    On April 11, 2022, Vice Chancellor Paul A. Fiorvanti of the Delaware Court of Chancery dismissed a stockholder challenge to an amendment of the certificate of incorporation of The Trade Desk, Inc. (the “Company”).  According to the complaint, the amendment effectively extended the voting control of the Company’s co-founder, Chairman, and CEO (the “CEO”) by extending the duration of a dual-class stock structure.  Plaintiff asserted claims against the CEO and other directors for breach of fiduciary duties in approving the amendment.  The Court dismissed the complaint because it found that the transaction process complied with the procedural protections necessary for application of the deferential business judgment rule pursuant to Kahn v. M & F Worldwide Corp., 88 A.3d 635 (Del. 2014) (“MFW”).
  • Delaware Court Of Chancery Declares Company Actions On Behalf Of One Half Of Deadlocked Board Were Unauthorized And Contrary To Corporate Neutrality Principle
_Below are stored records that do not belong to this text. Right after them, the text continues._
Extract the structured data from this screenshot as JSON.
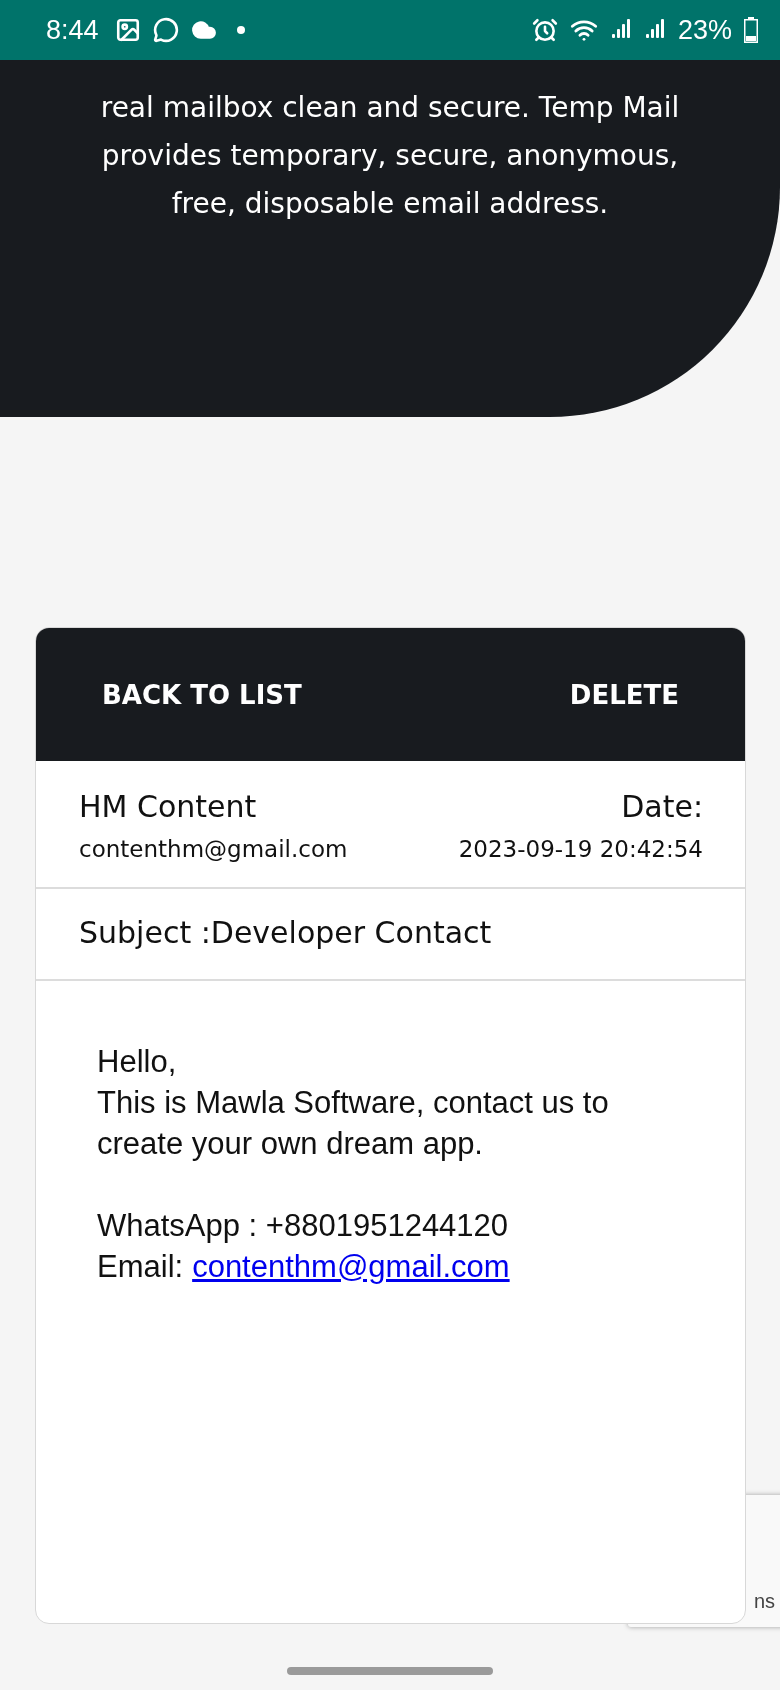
{
  "status_bar": {
    "time": "8:44",
    "battery": "23%"
  },
  "hero": {
    "lines": [
      "real mailbox clean and secure. Temp Mail",
      "provides temporary, secure, anonymous,",
      "free, disposable email address."
    ]
  },
  "message": {
    "back_button": "BACK TO LIST",
    "delete_button": "DELETE",
    "sender_name": "HM Content",
    "sender_email": "contenthm@gmail.com",
    "date_label": "Date:",
    "date": "2023-09-19 20:42:54",
    "subject": "Subject :Developer Contact",
    "body": {
      "greeting": "Hello,",
      "text": "This is Mawla Software, contact us to create your own dream app.",
      "whatsapp": "WhatsApp : +8801951244120",
      "email_label": "Email:",
      "email_link": "contenthm@gmail.com"
    }
  },
  "recaptcha_badge": {
    "text": "ns"
  }
}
    On June 16, 2022, Vice Chancellor Lori W. Will of the Delaware Court of Chancery granted declaratory judgment in favor of plaintiffs — four members of the board of Aerojet Rocketdyne Holdings, Inc. (the “Company”), including its Executive Chairman — against defendants — the other four members of the Company’s board, including its CEO — after the eight-member board had deadlocked in connection with the Company’s impending board election.  In Re Aerojet Rocketdyne Holdings Inc., No. CV 2022-0127-LWW (Del. Ch. June 16, 2022).  The case arose after each faction had proposed its own slate of board nominees.  Plaintiffs challenged certain actions allegedly undertaken by the Company at the behest of defendants, such as the issuance of a Company press release purporting to express the Company’s disappointment in the slate proposed by plaintiffs and the retention of counsel on behalf of the Company to pursue litigation against plaintiffs.  Following a trial, the Court held that such actions were unauthorized and contrary to the corporate neutrality principle.  The Court explained that a Delaware corporation “must remain neutral when a there is a legitimate question as to who is entitled to speak or act on its behalf,” and [w]here a board cannot validly exercise its ultimate decision-making power, neither faction has a greater claim to the company’s name or resources.”
  • California Superior Court Strikes Down Director Diversity Mandate

    On May 13, 2022, Judge Maureen Duffy Lewis of the Superior Court of the State of California for Los Angeles County entered judgement in favor of three taxpayers bringing state constitutional challenges to S.B. 826, a bill for a California law that required the boards of California corporations to include women.  Crest v. Padilla, Case No. 19 STCV 27561 (Cal. Super. Ct. L.A. Cnty. May 13, 2022).  The law mandated that, by December 31, 2021, publicly held companies incorporated in California must appoint at least one woman on boards of four or fewer directors, two women on boards of five directors, and three women on boards of six or more directors.  The Court agreed with plaintiffs that the law violated the California constitution’s Equal Protection Clause.